| EXERCISE DIRECTIONS |
Lines that include "date" make up the answer; copy all of them from the data below.

Items from an interface collection
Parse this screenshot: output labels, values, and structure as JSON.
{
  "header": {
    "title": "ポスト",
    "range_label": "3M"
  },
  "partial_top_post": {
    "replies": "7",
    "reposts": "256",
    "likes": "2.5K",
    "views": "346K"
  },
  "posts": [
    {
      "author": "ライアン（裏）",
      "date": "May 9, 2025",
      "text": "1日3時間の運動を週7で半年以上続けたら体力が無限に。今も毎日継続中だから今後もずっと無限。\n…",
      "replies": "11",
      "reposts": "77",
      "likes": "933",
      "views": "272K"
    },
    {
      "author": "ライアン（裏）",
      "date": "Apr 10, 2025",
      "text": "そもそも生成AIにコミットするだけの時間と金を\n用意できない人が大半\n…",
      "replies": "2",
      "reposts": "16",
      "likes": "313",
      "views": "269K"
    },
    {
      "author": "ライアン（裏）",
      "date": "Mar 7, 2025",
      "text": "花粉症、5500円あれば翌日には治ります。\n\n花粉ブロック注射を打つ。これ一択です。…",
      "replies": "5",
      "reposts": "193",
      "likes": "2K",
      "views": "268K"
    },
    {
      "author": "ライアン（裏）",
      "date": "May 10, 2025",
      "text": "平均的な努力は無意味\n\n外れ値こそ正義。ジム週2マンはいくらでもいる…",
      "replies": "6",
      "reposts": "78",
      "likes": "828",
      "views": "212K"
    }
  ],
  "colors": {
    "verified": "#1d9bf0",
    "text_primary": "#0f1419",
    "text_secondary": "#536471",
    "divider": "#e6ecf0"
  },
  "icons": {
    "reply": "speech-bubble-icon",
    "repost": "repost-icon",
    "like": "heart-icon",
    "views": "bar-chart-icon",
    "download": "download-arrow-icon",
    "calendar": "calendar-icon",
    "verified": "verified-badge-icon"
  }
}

| OUTPUT BELOW |
      "date": "May 9, 2025",
      "date": "Apr 10, 2025",
      "date": "Mar 7, 2025",
      "date": "May 10, 2025",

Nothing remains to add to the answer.